Mohammad Asadi, assistant professor of chemical engineering at Illinois Institute of Technology, has published a paper in the journal Science describing the chemistry behind his novel lithium-air battery design. The insights will allow him to further optimize the battery design, with the potential for reaching ultra-high power densities far beyond current lithium-ion technology.
The battery design has the potential to store one kilowatt-hour per kilogram or higher—four times greater than lithium-ion battery technology, which would be transformative for electrifying transportation, especially heavy-duty vehicles such as airplanes, trains, and submarines.
Asadi aimed to make a battery with a solid electrolyte, which provides safety and energy benefits compared to liquid electrolyte batteries, and sought an option that would be compatible with the cathode and anode technologies that he has been developing for use in lithium-air batteries.
He chose a mix of polymer and ceramic, which are the two most common solid electrolytes but both of which have downsides. By combining them, Asadi found that he could take advantage of ceramic's high ionic conductivity and the high stability and high interfacial connection of the polymer.

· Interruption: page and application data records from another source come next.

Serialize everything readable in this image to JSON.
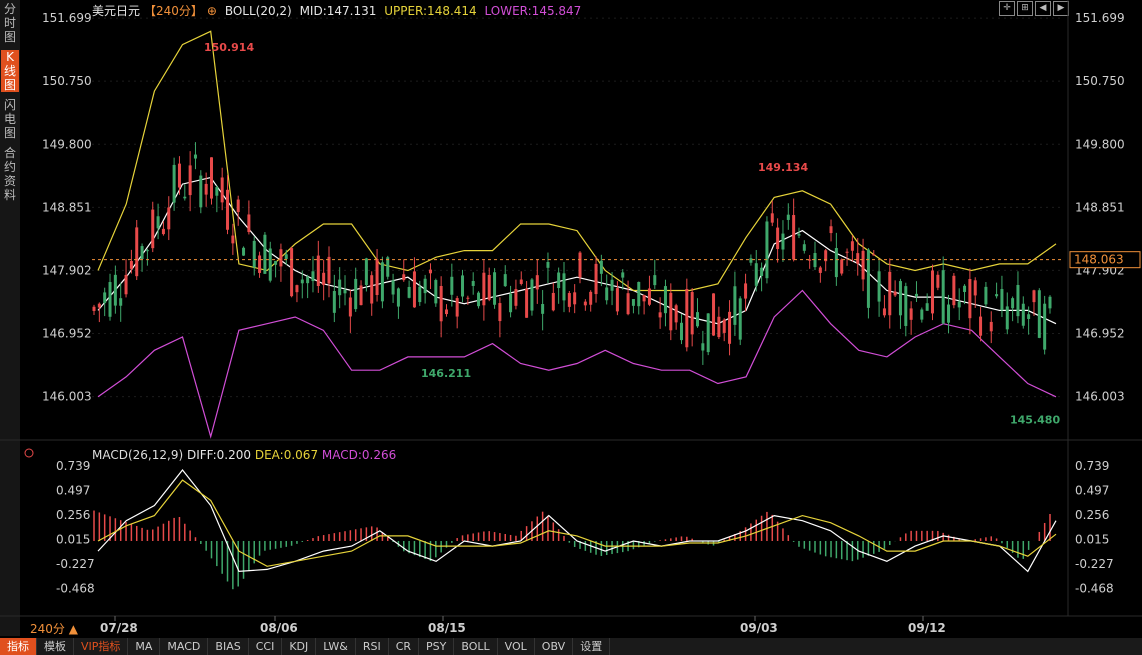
{
  "sidebar": {
    "tabs": [
      {
        "label": "分时图"
      },
      {
        "label": "K线图"
      },
      {
        "label": "闪电图"
      },
      {
        "label": "合约资料"
      }
    ]
  },
  "header": {
    "symbol": "美元日元",
    "period": "【240分】",
    "boll": "BOLL(20,2)",
    "mid": "MID:147.131",
    "upper": "UPPER:148.414",
    "lower": "LOWER:145.847"
  },
  "macd_header": {
    "name": "MACD(26,12,9)",
    "diff": "DIFF:0.200",
    "dea": "DEA:0.067",
    "macd": "MACD:0.266"
  },
  "period_selector": "240分 ▲",
  "toolbar": [
    "指标",
    "模板",
    "VIP指标",
    "MA",
    "MACD",
    "BIAS",
    "CCI",
    "KDJ",
    "LW&",
    "RSI",
    "CR",
    "PSY",
    "BOLL",
    "VOL",
    "OBV",
    "设置"
  ],
  "colors": {
    "up": "#e84a4a",
    "down": "#3fa86b",
    "mid": "#ffffff",
    "upper": "#e6d33a",
    "lower": "#d14ed6",
    "current": "#f0903a"
  },
  "chart_data": [
    {
      "type": "candlestick",
      "indicator": "BOLL(20,2)",
      "y_ticks": [
        "151.699",
        "150.750",
        "149.800",
        "148.851",
        "147.902",
        "146.952",
        "146.003"
      ],
      "ylim": [
        145.5,
        151.7
      ],
      "x_ticks": [
        "07/28",
        "08/06",
        "08/15",
        "09/03",
        "09/12"
      ],
      "current_price": "148.063",
      "annotations": [
        {
          "text": "150.914"
        },
        {
          "text": "146.211"
        },
        {
          "text": "149.134"
        },
        {
          "text": "145.480"
        }
      ],
      "series": [
        {
          "name": "MID",
          "values": [
            147.3,
            147.8,
            148.4,
            149.2,
            149.3,
            148.7,
            148.2,
            147.9,
            147.7,
            147.6,
            147.7,
            147.8,
            147.5,
            147.4,
            147.5,
            147.6,
            147.7,
            147.8,
            147.7,
            147.6,
            147.4,
            147.2,
            147.1,
            147.3,
            148.3,
            148.5,
            148.2,
            148.0,
            147.6,
            147.5,
            147.5,
            147.4,
            147.3,
            147.3,
            147.1
          ]
        },
        {
          "name": "UPPER",
          "values": [
            147.9,
            148.9,
            150.6,
            151.3,
            151.5,
            148.0,
            147.9,
            148.3,
            148.6,
            148.6,
            148.0,
            147.9,
            148.1,
            148.2,
            148.2,
            148.6,
            148.6,
            148.5,
            147.9,
            147.6,
            147.6,
            147.6,
            147.7,
            148.4,
            149.0,
            149.1,
            148.9,
            148.3,
            148.0,
            147.9,
            148.0,
            147.9,
            148.0,
            148.0,
            148.3
          ]
        },
        {
          "name": "LOWER",
          "values": [
            146.0,
            146.3,
            146.7,
            146.9,
            145.4,
            147.0,
            147.1,
            147.2,
            147.0,
            146.4,
            146.4,
            146.6,
            146.6,
            146.6,
            146.8,
            146.5,
            146.4,
            146.5,
            146.7,
            146.5,
            146.4,
            146.4,
            146.2,
            146.3,
            147.2,
            147.6,
            147.1,
            146.7,
            146.6,
            146.9,
            147.1,
            147.0,
            146.6,
            146.2,
            146.0
          ]
        }
      ]
    },
    {
      "type": "bar",
      "indicator": "MACD(26,12,9)",
      "y_ticks": [
        "0.739",
        "0.497",
        "0.256",
        "0.015",
        "-0.227",
        "-0.468"
      ],
      "ylim": [
        -0.7,
        0.739
      ],
      "series": [
        {
          "name": "DIFF",
          "values": [
            -0.1,
            0.2,
            0.35,
            0.7,
            0.35,
            -0.3,
            -0.28,
            -0.2,
            -0.1,
            -0.05,
            0.1,
            -0.1,
            -0.2,
            0.0,
            -0.05,
            0.0,
            0.25,
            0.0,
            -0.1,
            0.0,
            -0.05,
            0.0,
            0.0,
            0.1,
            0.25,
            0.2,
            0.1,
            -0.1,
            -0.2,
            -0.05,
            0.05,
            0.0,
            -0.05,
            -0.3,
            0.2
          ]
        },
        {
          "name": "DEA",
          "values": [
            0.0,
            0.15,
            0.25,
            0.6,
            0.4,
            -0.1,
            -0.25,
            -0.2,
            -0.15,
            -0.1,
            0.05,
            0.05,
            -0.05,
            -0.05,
            -0.05,
            -0.02,
            0.1,
            0.05,
            -0.05,
            -0.05,
            -0.05,
            -0.02,
            -0.02,
            0.05,
            0.15,
            0.25,
            0.18,
            0.05,
            -0.1,
            -0.1,
            0.0,
            0.0,
            -0.05,
            -0.15,
            0.067
          ]
        },
        {
          "name": "MACD",
          "values": [
            0.3,
            0.2,
            0.1,
            0.25,
            -0.1,
            -0.5,
            -0.1,
            -0.05,
            0.05,
            0.1,
            0.15,
            -0.1,
            -0.2,
            0.05,
            0.1,
            0.05,
            0.3,
            -0.05,
            -0.15,
            -0.1,
            0.0,
            0.05,
            -0.05,
            0.1,
            0.3,
            -0.05,
            -0.15,
            -0.2,
            -0.1,
            0.1,
            0.1,
            0.0,
            0.05,
            -0.2,
            0.266
          ]
        }
      ]
    }
  ]
}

The result allows for the critical reversible reaction that enables the battery to function—lithium-dioxide formation and decomposition—to occur at high rates at room temperature, the first demonstration of this in a lithium-air battery.

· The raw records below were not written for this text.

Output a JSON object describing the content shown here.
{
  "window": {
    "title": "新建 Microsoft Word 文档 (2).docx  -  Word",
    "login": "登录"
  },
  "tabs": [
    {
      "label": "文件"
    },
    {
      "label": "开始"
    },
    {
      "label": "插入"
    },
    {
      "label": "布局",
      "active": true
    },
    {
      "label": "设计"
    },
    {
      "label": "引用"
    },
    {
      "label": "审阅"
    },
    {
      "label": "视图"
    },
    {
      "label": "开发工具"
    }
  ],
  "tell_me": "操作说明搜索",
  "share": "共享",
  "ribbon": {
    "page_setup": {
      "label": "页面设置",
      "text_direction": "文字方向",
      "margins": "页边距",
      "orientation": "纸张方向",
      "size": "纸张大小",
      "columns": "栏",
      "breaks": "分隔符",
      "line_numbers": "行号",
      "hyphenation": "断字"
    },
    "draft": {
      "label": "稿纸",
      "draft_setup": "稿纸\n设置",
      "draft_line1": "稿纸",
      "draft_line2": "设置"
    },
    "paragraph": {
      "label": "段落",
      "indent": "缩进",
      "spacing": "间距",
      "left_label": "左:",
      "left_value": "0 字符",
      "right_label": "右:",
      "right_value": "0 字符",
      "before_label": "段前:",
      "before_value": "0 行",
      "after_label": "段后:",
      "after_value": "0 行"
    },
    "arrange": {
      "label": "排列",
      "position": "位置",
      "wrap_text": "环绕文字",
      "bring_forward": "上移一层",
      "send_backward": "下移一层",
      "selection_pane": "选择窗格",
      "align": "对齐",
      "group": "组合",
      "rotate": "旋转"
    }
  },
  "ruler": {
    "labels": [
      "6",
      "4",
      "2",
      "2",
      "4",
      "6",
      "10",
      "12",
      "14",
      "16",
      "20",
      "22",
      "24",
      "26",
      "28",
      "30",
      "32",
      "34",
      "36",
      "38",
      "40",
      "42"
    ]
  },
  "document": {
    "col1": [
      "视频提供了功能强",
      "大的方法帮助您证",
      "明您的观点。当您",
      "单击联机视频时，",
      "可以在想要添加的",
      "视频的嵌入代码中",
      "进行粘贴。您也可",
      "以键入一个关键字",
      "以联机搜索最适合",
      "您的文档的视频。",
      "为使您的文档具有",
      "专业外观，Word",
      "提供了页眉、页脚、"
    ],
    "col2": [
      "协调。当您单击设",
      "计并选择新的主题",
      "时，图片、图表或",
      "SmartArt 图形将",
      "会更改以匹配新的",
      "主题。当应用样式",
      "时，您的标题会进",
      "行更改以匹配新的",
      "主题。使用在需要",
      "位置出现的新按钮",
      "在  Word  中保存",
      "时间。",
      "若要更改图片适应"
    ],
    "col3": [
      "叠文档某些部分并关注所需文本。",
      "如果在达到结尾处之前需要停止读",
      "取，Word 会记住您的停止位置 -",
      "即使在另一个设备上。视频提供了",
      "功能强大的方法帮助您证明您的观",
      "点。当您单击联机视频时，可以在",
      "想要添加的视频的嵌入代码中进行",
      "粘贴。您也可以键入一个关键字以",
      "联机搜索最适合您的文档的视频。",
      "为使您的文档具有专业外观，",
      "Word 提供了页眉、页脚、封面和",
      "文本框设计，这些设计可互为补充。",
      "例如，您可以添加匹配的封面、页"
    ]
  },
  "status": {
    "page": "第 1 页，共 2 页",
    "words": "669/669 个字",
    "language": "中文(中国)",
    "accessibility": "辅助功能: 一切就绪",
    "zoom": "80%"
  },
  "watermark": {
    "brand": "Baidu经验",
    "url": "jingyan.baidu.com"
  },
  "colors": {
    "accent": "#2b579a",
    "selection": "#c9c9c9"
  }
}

As described in the Science paper, Asadi has conducted a range of experiments that demonstrate the science behind how this reaction occurs.
"We found that that solid-state electrolyte contributes around 75 percent of the total energy density. That tells us there is a lot of room for improvement because we believe we can minimize that thickness without compromising performance, and that would allow us to achieve a very, very high energy density," says Asadi.
These experiments were conducted in collaboration with University of Illinois Chicago and Argonne National Laboratory. Asadi says he plans to work with industry partners as he now moves toward optimizing the battery design and engineering it for manufacturing.
"The technology is a breakthrough, and it has opened up a big window of possibility for taking these technologies to the market," says Asadi.
More information: Alireza Kondori et al, A room temperature rechargeable Li2O-based lithium-air battery enabled by a solid electrolyte, Science (2023). DOI: 10.1126/science.abq1347